I’m glad that the final chapter, “Discourse Analysis” was added to the second edition. I was fortunate to have teachers who got me started in this areas, though the field has developed some since I was a student. My personal observation is that the thing that prevents people from doing more discourse analysis is that it seems to be too much work. Unfortunately, you can’t reap the benefits until you have done all that work, so you don’t realize what the rewards are.
Well, follow Dave through Philippians. See how discourse analysis can shed light on many pesky questions regarding that letter. You can agree or disagree on details, but you will be much better prepared to understand any particular verse.
May I also appeal to students at this point to learn how to do this for yourself. Don’t just depend on someone else who has done the work. It is absolutely helpful and a good idea to look at what others have done. But too many people get the meaning of the Bible from the outlines, headings, and notes provided in their study Bibles. You may come to the conclusion that the book is structured precisely as it was in the outline provided. But once you’ve done the work to determine that, I think you’ll feel that the time spent was truly worth it.
This book requires some knowledge of Greek. Dave mentions advanced students. To some extent he is right. I’d suggest it after you have a good facility with the language. I would also recommend that teachers study it so as to get an idea of how to present this material to students. Many of these concepts can be presented earlier in class, preparing the ground for more serious study later.
In other words, I think this is an excellent book. I would rate it 5 stars, and I believe it can be useful to a broader audience than the one intended by the author, because there is always value in a book that applies important concepts to actual problems.

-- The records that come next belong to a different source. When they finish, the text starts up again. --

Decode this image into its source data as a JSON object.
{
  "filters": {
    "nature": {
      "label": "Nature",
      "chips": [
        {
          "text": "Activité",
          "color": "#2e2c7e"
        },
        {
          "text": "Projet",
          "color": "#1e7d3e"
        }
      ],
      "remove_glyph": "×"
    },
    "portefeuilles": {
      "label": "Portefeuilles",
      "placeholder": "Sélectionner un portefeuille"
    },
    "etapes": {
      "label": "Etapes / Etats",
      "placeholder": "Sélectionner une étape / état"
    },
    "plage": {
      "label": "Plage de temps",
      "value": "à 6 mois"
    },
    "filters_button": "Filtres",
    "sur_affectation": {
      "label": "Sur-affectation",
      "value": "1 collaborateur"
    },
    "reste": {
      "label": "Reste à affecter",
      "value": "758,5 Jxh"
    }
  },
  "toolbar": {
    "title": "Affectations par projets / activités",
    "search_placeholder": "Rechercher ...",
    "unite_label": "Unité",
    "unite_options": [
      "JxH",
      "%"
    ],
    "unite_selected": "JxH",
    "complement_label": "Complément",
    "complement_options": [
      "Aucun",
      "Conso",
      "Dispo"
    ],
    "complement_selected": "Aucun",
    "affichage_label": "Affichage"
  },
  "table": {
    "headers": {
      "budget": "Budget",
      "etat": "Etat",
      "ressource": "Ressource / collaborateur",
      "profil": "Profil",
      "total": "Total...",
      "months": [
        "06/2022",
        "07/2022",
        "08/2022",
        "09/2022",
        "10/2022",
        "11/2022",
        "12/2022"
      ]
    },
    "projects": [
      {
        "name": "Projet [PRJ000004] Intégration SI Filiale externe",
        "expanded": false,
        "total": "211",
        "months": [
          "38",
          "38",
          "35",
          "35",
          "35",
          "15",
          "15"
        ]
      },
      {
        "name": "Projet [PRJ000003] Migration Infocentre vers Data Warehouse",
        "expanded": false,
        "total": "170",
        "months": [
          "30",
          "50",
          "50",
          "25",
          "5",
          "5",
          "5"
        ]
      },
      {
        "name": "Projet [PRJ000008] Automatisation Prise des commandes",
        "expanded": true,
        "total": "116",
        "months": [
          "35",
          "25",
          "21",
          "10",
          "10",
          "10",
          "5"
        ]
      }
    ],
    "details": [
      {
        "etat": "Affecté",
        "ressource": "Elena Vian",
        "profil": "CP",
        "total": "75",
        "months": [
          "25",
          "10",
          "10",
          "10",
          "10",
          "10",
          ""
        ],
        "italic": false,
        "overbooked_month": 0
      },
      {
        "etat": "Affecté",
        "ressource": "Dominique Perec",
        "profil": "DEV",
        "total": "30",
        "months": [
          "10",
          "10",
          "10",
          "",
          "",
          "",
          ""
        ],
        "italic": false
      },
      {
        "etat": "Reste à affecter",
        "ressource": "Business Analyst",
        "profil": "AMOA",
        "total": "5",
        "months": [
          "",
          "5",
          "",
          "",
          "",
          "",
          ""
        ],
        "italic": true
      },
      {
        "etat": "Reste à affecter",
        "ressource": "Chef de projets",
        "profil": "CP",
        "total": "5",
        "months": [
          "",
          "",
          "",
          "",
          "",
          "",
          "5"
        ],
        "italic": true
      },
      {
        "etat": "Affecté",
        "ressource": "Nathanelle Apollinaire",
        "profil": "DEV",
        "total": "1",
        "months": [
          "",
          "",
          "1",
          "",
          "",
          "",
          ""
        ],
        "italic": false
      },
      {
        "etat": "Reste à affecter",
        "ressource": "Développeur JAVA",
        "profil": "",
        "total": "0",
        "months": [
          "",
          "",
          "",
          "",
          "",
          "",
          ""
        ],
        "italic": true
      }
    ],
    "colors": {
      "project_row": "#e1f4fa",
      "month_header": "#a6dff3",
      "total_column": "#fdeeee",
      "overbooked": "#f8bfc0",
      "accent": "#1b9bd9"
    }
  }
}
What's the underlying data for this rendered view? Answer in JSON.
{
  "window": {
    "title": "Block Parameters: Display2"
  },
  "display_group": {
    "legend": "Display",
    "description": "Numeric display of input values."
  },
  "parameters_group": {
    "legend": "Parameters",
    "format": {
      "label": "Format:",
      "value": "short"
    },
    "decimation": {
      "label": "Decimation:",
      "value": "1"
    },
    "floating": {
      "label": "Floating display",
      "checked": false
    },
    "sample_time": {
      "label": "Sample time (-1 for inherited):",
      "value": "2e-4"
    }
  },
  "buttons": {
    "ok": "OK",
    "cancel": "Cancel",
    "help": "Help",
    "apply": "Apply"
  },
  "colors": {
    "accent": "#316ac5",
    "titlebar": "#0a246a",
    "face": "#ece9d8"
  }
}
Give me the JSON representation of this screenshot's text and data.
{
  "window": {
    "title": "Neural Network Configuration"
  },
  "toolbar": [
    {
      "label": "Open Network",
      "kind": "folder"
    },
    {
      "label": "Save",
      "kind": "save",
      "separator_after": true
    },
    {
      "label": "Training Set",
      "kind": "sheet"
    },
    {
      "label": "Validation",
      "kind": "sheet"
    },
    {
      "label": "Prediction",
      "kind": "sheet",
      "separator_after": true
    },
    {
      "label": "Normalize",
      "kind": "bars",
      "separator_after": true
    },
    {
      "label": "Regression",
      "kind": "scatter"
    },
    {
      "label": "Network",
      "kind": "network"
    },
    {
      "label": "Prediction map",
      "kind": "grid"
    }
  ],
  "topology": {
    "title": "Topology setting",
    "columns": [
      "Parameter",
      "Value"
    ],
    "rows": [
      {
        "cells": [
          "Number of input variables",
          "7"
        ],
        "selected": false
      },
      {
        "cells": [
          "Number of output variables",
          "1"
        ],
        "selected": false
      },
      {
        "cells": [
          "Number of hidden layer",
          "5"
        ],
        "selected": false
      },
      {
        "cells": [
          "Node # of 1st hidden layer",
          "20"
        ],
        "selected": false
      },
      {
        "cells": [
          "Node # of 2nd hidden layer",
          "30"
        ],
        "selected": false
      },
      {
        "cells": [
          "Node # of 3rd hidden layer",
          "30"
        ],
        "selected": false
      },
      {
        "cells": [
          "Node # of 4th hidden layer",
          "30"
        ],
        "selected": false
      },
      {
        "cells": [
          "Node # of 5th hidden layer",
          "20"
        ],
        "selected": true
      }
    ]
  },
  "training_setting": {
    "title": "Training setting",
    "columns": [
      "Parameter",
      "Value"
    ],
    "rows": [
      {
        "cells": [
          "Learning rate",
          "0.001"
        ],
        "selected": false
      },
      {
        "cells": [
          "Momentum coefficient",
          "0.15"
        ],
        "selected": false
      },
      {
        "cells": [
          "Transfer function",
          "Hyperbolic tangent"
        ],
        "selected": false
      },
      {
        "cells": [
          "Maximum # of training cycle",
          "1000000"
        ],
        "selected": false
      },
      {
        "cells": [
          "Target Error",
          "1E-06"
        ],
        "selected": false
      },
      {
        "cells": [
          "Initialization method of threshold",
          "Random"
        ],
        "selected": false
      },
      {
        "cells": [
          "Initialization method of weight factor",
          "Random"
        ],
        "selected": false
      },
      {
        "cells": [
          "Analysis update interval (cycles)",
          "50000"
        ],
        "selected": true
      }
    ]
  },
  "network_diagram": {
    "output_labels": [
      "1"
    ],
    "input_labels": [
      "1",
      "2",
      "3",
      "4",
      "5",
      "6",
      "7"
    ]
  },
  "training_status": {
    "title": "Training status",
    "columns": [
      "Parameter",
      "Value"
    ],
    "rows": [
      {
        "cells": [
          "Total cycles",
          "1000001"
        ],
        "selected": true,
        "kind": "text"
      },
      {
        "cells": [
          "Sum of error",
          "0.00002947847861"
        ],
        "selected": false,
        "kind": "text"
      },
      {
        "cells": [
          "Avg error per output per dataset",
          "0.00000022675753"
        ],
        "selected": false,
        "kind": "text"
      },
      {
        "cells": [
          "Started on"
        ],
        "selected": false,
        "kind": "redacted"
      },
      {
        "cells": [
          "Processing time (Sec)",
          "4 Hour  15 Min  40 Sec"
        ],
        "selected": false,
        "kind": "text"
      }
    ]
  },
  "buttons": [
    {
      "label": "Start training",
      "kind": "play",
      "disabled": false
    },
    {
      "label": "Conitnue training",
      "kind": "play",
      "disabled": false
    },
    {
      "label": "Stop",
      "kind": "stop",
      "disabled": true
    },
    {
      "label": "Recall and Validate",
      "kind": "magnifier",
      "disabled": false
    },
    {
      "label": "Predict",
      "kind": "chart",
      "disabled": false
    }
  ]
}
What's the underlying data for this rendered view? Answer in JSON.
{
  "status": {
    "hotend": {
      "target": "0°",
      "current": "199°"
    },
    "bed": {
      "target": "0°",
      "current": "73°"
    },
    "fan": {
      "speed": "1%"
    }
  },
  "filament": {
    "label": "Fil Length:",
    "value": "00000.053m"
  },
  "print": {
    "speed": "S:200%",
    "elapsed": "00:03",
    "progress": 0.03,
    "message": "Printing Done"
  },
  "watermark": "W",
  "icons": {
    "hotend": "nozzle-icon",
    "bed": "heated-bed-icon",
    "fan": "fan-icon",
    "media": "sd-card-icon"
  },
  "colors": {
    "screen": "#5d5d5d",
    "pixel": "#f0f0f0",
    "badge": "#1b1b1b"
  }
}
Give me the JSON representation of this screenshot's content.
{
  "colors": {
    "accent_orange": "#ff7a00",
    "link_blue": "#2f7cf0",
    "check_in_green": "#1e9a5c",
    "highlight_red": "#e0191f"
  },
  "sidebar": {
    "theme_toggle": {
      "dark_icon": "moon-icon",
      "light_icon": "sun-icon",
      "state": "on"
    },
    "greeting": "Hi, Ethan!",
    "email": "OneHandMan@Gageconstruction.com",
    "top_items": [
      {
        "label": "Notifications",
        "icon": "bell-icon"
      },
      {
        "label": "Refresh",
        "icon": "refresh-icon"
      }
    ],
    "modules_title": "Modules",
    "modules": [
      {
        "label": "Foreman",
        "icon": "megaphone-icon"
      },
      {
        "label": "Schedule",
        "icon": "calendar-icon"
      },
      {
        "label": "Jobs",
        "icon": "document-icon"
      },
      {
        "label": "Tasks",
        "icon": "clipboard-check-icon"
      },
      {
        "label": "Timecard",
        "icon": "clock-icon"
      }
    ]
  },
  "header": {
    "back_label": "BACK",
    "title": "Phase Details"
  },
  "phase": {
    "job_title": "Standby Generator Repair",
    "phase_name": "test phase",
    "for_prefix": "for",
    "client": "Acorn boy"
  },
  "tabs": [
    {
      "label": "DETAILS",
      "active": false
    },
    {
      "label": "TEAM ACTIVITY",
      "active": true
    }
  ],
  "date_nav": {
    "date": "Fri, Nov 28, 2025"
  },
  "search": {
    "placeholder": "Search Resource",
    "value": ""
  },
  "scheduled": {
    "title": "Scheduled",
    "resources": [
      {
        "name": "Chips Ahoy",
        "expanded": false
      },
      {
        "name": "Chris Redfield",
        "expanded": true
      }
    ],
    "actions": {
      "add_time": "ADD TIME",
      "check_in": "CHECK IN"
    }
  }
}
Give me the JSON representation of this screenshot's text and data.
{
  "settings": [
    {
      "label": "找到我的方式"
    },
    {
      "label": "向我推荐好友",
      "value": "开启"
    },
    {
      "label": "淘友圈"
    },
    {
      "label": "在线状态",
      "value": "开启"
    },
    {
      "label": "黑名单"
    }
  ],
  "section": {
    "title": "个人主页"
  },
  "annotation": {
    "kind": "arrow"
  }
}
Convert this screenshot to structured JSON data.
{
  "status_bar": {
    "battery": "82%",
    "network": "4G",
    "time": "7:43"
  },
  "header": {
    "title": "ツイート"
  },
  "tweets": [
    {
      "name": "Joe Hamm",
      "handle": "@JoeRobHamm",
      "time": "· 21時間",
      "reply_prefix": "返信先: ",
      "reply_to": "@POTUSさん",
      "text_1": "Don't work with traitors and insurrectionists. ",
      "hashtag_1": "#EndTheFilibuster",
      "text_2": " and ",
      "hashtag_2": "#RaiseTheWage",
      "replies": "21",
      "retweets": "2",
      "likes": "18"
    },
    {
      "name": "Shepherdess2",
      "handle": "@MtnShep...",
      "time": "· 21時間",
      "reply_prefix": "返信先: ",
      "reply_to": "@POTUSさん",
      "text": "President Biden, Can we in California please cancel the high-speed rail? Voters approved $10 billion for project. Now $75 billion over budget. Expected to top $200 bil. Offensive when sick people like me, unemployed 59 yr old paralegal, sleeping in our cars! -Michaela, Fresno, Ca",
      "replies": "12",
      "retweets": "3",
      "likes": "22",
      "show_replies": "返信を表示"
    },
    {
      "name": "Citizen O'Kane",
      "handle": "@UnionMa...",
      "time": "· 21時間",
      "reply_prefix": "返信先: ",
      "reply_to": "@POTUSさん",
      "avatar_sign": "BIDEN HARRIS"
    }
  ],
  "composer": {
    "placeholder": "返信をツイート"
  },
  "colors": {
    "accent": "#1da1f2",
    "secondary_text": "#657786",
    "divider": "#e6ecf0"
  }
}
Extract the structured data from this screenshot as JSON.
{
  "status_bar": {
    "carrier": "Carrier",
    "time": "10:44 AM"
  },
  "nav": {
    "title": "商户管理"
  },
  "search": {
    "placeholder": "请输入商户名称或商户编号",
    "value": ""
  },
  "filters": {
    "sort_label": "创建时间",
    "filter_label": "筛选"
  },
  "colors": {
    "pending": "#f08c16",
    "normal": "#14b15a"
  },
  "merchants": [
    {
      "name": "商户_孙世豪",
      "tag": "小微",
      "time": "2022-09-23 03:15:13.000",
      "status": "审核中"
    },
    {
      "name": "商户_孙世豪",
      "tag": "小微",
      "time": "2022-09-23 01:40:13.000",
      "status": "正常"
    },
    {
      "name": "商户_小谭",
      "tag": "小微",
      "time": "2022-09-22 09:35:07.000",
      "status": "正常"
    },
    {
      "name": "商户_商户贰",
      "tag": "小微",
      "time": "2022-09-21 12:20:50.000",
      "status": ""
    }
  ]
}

1. Do I have any business making these kinds of criticisms? After all, I’m a publisher with just an MA degree. Quite true. Yet I’d say one should question my knowledge more when I set out to talk about theology than about languages. My undergraduate degree was in biblical languages, including four years of Greek and three of Hebrew (actually I bypassed first year Hebrew through personal study). I also took a class in textual criticism at the undergraduate level, along with a minor in French. That minor language, along with growing up overseas (four years in Mexico as a child) gave me a different perspective on language as well. We sometimes get a distorted view of Greek and Hebrew because we’re trying to make them fit a preconceived agenda. Studying a language without that religious baggage can be a big help. I often refer to Max Knight’s translation of Christian Morgenstern’s Galgenlieder as an excellent example of the difficulties of translation, expertly overcome. Incidentally, I received a copy of those poems from my undergraduate German teacher, who knew my interest in translation and wanted me to learn from them. I am eternally grateful to him.
I followed this with an MA in religion, again concentrating in biblical and cognate languages. So unlike many seminarians, I came to my MA ready to make use of the expertise of professors rather than needing to work on the basics, and I also spent all my time on the languages. At the same time, I spent hardly any time on issues of theology, and none at all on things like church administration, church history (I completed a church history requirement by taking patristic Latin!), counseling, homiletics, and so forth.
Then I took one quarter in another master’s program in linguistics one I did not complete for a number of reasons. Since then I have continued my reading in this area.